:: TASK TO COMPLETE ::
Write out the listing exactly as it is given.

:: SOURCE DATA ::
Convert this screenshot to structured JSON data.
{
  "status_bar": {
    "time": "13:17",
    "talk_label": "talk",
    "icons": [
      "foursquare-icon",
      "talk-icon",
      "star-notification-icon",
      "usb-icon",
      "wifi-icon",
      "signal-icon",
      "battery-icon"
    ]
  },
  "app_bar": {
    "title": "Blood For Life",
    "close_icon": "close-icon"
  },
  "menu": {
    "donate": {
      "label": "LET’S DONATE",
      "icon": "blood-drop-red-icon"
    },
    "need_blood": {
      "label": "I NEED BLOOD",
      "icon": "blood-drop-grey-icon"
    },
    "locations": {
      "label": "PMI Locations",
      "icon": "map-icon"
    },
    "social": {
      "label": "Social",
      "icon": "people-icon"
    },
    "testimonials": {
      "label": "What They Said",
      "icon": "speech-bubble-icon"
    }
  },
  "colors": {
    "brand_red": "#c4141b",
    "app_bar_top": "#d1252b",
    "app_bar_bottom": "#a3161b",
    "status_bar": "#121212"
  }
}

:: ANSWER AREA ::
Convert this screenshot to structured JSON data.
{
  "status_bar": {
    "time": "13:17",
    "talk_label": "talk",
    "icons": [
      "foursquare-icon",
      "talk-icon",
      "star-notification-icon",
      "usb-icon",
      "wifi-icon",
      "signal-icon",
      "battery-icon"
    ]
  },
  "app_bar": {
    "title": "Blood For Life",
    "close_icon": "close-icon"
  },
  "menu": {
    "donate": {
      "label": "LET’S DONATE",
      "icon": "blood-drop-red-icon"
    },
    "need_blood": {
      "label": "I NEED BLOOD",
      "icon": "blood-drop-grey-icon"
    },
    "locations": {
      "label": "PMI Locations",
      "icon": "map-icon"
    },
    "social": {
      "label": "Social",
      "icon": "people-icon"
    },
    "testimonials": {
      "label": "What They Said",
      "icon": "speech-bubble-icon"
    }
  },
  "colors": {
    "brand_red": "#c4141b",
    "app_bar_top": "#d1252b",
    "app_bar_bottom": "#a3161b",
    "status_bar": "#121212"
  }
}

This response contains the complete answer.